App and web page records
● ● ● ● ● ● ●

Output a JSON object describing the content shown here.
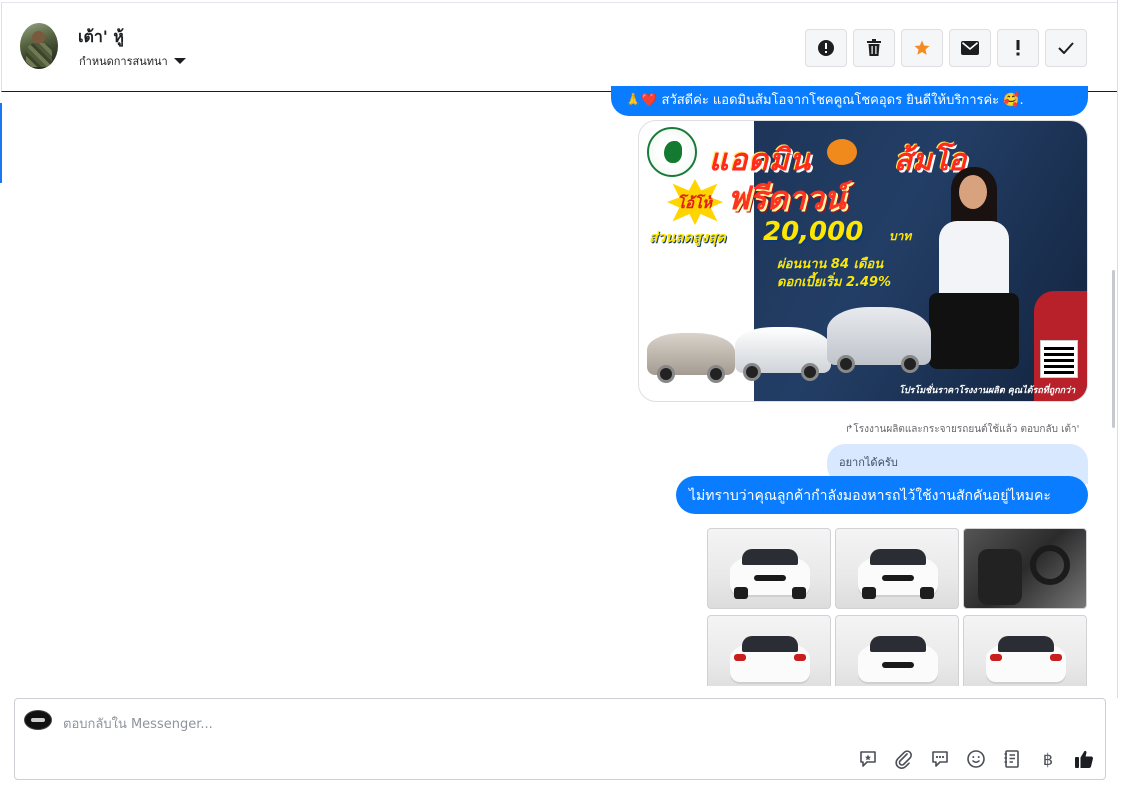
{
  "conversation": {
    "contact_name": "เต้า' หู้",
    "assign_label": "กำหนดการสนทนา"
  },
  "toolbar": {
    "buttons": [
      {
        "name": "spam",
        "icon": "alert-circle-icon"
      },
      {
        "name": "delete",
        "icon": "trash-icon"
      },
      {
        "name": "star",
        "icon": "star-icon",
        "color": "#f48c22"
      },
      {
        "name": "mark-unread",
        "icon": "envelope-icon"
      },
      {
        "name": "follow-up",
        "icon": "exclamation-icon"
      },
      {
        "name": "done",
        "icon": "check-icon"
      }
    ]
  },
  "messages": {
    "greeting": "🙏❤️ สวัสดีค่ะ แอดมินส้มโอจากโชคคูณโชคอุดร ยินดีให้บริการค่ะ 🥰.",
    "promo_image": {
      "headline_left": "แอดมิน",
      "headline_right": "ส้มโอ",
      "badge": "โอ้โห้",
      "offer": "ฟรีดาวน์",
      "discount_label": "ส่วนลดสูงสุด",
      "discount_amount": "20,000",
      "discount_unit": "บาท",
      "installment": "ผ่อนนาน 84 เดือน",
      "interest": "ดอกเบี้ยเริ่ม 2.49%",
      "footer": "โปรโมชั่นราคาโรงงานผลิต คุณได้รถที่ถูกกว่า"
    },
    "reply_note": "โรงงานผลิตและกระจายรถยนต์ใช้แล้ว ตอบกลับ เต้า'",
    "quoted_reply": "อยากได้ครับ",
    "question": "ไม่ทราบว่าคุณลูกค้ากำลังมองหารถไว้ใช้งานสักคันอยู่ไหมคะ",
    "photo_tiles": [
      "car-front",
      "car-front",
      "car-interior",
      "car-rear",
      "car-front",
      "car-rear"
    ]
  },
  "composer": {
    "placeholder": "ตอบกลับใน Messenger...",
    "icons": [
      "saved-reply-icon",
      "attachment-icon",
      "chat-bubble-icon",
      "emoji-icon",
      "notes-icon",
      "baht-icon",
      "thumbs-up-icon"
    ],
    "baht_symbol": "฿"
  },
  "colors": {
    "accent": "#0a7cff",
    "quote_bg": "#d8e8ff",
    "star": "#f48c22"
  }
}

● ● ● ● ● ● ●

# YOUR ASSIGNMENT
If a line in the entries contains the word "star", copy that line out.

# PROBLEM SOLUTION
        "name": "star",
        "icon": "star-icon",
    "star": "#f48c22"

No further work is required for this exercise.